◆ EXERCISE
If a line of the material holds the string "Enable", please copy it.

◆ GIVEN ENTRIES

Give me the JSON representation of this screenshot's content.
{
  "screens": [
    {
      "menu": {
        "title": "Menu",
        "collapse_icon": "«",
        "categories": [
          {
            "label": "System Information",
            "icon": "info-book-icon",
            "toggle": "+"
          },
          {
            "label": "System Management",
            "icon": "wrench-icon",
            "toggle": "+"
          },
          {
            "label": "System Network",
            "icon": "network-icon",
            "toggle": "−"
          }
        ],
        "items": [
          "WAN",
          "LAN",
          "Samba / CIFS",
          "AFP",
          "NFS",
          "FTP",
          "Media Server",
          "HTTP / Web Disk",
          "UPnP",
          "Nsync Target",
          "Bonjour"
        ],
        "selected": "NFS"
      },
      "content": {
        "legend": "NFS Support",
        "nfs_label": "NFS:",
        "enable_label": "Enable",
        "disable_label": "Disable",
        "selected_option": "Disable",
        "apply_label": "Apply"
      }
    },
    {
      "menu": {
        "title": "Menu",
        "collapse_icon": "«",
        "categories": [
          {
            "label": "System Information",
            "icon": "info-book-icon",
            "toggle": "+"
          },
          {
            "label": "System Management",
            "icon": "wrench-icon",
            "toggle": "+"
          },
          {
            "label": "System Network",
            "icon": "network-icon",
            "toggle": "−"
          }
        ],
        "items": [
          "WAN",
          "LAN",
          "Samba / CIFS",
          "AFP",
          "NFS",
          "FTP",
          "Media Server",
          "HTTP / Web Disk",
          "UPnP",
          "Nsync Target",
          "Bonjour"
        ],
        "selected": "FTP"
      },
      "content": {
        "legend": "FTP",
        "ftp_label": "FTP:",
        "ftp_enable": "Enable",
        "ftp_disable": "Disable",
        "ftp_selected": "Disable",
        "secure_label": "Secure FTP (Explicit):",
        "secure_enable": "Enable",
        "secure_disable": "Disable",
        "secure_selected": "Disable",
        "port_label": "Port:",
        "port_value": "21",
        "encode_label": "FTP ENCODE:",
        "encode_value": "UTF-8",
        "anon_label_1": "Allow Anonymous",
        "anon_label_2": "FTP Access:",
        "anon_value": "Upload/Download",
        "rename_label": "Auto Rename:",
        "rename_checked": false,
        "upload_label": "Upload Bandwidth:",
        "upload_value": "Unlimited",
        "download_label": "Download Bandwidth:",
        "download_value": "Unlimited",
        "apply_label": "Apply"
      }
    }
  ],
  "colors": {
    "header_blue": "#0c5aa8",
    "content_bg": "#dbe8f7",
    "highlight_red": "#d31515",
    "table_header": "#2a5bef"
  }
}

◆ EXERCISE RESPONSE
        "enable_label": "Enable",
        "ftp_enable": "Enable",
        "secure_enable": "Enable",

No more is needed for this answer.